A last-minute change of steering wheel before the Formula 1 Australian Grand Prix played a key role in Carlos Sainz’s early retirement from the race.
The Ferrari driver only started ninth and retired on lap 2 after crashing to 14th after a slow escape.
It ended a tough weekend which saw him eclipsed by Charles Leclerc, who took his second win of the season after qualifying on pole.
Sainz failed to get a representative lap in the dying moments of Qualifying 3, with the team sending him out too late to complete a warm-up lap before his final flyer.
Even still, the pace for the Ferrari was such that, under normal circumstances, a solid paying finish was a realistic goal if not for his 2nd lap retirement.
“I made a mistake misjudging the grip for sure,” he said.
“What was clearly wrong today was that we had problems with the steering wheel again.
“We had to change the steering wheel a minute before leaving for the formation lap and the steering wheel was not well positioned on certain switches which meant that at the start I had anti-stall.
“So I started with hard drives and with anti-stall, so I was on the back foot,” he continued.
“Being in a rush to pass and come back, I made a mistake on the hard tire when the tire was probably not ready to be pushed and not ready to pass people, so it’s not great.”
In Leclerc’s hands, the F1-75 was the car to have at Albert Park, the Monegasque racing to victory by more than 20 seconds having maintained a comfortable margin in hand to control the race.
Even taking into account the slow start, it is not unrealistic to expect Sainz to have made his way forward quickly under normal circumstances, a point he concedes.
“This car in the worst possible scenario was able to make a top four with a good comeback,” he said.
“Without the problems of [qualifying]without the problems of [the race] we should have fought for the win so to come away with zero points is very disappointing.
“We need to be more perfect as a team and this weekend we clearly haven’t been.”
Ferrari remain atop the constructors’ championship, a competition they would lead even with only Leclerc’s points tally, having won two of the first three races.
Sainz’s Melbourne result was the first black mark on the team’s behalf, the first time one of its drivers failed to appear on the podium in 2022.
“We weren’t perfect,” Sainz said of his Australian GP weekend.
“It was a bit of a disaster so we have to learn from that and I was the first to make a mistake.
“Certainly the cars are a bit trickier,” he added.
“Hard tires are harder – they are more difficult to manage in starts and [on Sunday] I paid the price.
“Of course there is human error, especially at the start of the season until we learn about these cars.

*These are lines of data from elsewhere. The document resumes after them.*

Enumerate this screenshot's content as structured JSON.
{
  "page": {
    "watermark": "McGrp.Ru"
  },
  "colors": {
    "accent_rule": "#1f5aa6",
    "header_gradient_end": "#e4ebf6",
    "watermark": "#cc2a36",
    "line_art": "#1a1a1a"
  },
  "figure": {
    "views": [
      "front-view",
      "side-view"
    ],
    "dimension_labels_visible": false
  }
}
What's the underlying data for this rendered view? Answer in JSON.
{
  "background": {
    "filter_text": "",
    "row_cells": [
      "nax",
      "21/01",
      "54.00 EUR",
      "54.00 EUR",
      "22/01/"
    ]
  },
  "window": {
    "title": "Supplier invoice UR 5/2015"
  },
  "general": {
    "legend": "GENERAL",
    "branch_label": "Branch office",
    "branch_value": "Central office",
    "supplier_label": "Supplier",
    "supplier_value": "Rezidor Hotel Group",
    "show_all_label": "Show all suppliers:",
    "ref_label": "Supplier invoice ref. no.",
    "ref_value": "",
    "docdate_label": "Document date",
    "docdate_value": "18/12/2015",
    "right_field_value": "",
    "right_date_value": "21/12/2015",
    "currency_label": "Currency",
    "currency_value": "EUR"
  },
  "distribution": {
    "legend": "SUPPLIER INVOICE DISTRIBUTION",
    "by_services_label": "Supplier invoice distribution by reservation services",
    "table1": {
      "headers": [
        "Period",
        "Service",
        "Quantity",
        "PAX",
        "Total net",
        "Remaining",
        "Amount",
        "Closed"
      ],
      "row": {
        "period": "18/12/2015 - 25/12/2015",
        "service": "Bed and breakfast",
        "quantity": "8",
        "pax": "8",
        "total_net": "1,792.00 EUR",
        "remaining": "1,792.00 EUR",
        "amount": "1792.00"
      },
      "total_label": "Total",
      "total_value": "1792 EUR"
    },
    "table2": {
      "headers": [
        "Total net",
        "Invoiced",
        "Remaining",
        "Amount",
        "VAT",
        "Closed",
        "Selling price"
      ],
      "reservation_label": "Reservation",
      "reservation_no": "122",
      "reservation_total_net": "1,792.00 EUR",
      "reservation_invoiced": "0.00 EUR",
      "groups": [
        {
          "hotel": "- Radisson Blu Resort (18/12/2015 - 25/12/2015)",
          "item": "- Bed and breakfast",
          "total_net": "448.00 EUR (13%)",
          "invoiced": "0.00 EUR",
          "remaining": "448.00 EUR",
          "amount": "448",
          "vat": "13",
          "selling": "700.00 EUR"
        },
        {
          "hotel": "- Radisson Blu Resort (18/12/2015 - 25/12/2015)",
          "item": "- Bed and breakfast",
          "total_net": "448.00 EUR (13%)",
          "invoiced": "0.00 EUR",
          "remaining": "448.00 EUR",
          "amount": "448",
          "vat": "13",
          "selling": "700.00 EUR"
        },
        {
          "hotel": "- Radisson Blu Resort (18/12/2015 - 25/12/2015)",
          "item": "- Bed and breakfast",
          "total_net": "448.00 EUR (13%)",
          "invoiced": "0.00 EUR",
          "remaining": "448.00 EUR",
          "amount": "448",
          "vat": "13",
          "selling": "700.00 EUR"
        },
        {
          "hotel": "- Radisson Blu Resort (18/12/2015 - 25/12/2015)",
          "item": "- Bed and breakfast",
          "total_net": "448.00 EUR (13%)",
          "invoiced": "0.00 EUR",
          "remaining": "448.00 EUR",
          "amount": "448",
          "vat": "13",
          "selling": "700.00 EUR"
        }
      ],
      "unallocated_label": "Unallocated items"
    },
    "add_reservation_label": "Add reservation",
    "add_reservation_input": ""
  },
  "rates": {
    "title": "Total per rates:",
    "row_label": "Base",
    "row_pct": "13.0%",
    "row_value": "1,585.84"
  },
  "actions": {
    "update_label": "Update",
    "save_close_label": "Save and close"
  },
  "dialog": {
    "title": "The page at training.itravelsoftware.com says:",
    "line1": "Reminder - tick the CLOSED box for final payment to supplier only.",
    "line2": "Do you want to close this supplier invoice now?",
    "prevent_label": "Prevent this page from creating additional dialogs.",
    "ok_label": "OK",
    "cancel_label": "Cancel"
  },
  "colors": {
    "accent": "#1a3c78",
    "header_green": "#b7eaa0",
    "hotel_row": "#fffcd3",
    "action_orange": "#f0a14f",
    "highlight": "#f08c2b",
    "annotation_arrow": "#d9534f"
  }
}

“But that’s no excuse, I shouldn’t have made that mistake and we shouldn’t have had the steering problems we had.”
The next round of the Formula 1 championship takes teams to Imola for the Emilia-Romagna Grand Prix, a weekend in Sprint format, from April 22-24.